For Those Who Disliked 'Treme' : A Blog Supreme Those who dissent from the majority opinion praising HBO's Treme may find that a recent article from GQ speaks for you. Sean Fennessey writes that "the reliance on [music] comes at Treme's expense" -- that it's good stuff, but not good television.
NPR logo For Those Who Disliked 'Treme'

For Those Who Disliked 'Treme'
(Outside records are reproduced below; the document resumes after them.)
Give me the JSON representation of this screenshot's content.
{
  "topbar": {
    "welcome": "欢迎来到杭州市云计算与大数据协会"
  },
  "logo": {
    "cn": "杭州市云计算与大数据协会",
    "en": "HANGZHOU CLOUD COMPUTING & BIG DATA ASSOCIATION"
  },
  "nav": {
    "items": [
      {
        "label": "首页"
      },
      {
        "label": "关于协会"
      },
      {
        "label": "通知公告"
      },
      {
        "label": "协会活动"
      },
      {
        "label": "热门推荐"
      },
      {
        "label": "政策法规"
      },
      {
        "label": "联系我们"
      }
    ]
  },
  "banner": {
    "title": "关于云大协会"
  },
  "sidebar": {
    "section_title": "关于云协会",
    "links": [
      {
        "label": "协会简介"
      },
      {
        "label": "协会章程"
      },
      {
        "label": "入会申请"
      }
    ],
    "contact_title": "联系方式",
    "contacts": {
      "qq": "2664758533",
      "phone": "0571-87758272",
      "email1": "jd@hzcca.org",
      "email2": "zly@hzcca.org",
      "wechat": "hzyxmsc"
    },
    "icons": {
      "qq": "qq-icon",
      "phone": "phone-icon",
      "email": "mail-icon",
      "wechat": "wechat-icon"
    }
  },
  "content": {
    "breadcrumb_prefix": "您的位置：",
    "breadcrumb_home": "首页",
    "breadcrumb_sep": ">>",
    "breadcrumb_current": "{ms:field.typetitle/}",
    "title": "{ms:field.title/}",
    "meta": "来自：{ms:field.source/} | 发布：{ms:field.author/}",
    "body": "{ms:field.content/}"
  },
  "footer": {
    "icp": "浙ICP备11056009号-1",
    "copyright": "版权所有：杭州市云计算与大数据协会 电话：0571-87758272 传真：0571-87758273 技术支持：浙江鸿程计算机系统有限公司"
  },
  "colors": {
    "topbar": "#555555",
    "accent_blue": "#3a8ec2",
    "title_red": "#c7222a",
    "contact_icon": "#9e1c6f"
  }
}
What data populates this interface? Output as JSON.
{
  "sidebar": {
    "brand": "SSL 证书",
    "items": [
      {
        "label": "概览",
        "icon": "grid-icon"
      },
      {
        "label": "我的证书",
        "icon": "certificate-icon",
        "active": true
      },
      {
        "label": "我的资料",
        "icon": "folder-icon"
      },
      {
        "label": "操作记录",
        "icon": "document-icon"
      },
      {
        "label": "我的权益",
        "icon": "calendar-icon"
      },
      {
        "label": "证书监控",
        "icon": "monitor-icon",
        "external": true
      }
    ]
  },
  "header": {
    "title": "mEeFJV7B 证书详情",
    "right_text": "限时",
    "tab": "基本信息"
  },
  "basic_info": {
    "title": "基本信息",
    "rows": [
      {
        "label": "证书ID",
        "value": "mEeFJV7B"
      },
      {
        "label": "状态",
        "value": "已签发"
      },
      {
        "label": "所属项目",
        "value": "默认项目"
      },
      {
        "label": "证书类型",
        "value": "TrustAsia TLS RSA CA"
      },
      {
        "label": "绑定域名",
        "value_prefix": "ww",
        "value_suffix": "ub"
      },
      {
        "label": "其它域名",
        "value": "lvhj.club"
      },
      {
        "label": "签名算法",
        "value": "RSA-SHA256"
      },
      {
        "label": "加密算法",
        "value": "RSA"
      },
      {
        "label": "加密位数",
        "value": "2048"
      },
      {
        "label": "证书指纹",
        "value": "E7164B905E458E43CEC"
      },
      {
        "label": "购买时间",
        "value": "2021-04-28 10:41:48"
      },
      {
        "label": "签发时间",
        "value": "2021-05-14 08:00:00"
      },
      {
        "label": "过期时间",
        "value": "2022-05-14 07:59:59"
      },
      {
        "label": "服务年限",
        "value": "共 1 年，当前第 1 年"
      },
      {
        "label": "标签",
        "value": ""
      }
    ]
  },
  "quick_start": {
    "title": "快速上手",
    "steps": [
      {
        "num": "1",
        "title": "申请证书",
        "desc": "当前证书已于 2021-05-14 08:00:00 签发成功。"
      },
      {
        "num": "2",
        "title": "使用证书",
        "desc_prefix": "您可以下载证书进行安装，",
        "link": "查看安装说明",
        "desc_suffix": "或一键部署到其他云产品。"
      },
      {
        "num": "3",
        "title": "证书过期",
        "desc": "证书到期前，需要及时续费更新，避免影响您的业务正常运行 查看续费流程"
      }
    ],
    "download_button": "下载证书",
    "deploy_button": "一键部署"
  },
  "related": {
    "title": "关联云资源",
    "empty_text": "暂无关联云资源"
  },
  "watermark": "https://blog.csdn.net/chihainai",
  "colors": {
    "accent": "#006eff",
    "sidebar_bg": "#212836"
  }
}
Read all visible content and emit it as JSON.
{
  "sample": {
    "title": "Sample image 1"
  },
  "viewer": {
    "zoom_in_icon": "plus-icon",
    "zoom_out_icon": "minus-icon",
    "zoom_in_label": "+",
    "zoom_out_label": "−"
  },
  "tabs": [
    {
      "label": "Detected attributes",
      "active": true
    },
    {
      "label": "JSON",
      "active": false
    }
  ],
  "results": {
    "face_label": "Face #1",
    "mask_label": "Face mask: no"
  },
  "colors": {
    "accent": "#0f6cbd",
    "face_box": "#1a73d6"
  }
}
Those who dissent from the majority opinion praising HBO's Treme may find that a recent recap from GQ speaks for you. Sean Fennessey writes that "the reliance on [music] comes at Treme's expense." And while fans of the show rush to defend it, I must say I read the criticism with some interest. As someone who vivisected every episode, it's a bit difficult for me to tell whether I truly, truly enjoyed the program or was just professionally obsessed. I know some New Orleans viewers — who generally embraced the show — were similarly confused: they had no idea what it looked like to non-residents, to those who were watching for entertainment and who were not overwhelmed by the emotional authenticity.

Fennessey's assertion that "[m]usic on TV almost never works" is a pretty vast assertion to these eyes, but his overall message that Treme was a good idea but not good television may find some sympathetic ears. (While we're at it, John McWhorter has written another worthwhile dissenting opinion.) What do you think? [GQ: Why Treme Failed]


Related At NPR Music: Our weekly rundowns of the music of Treme, with New Orleans native Josh Jackson of WBGO.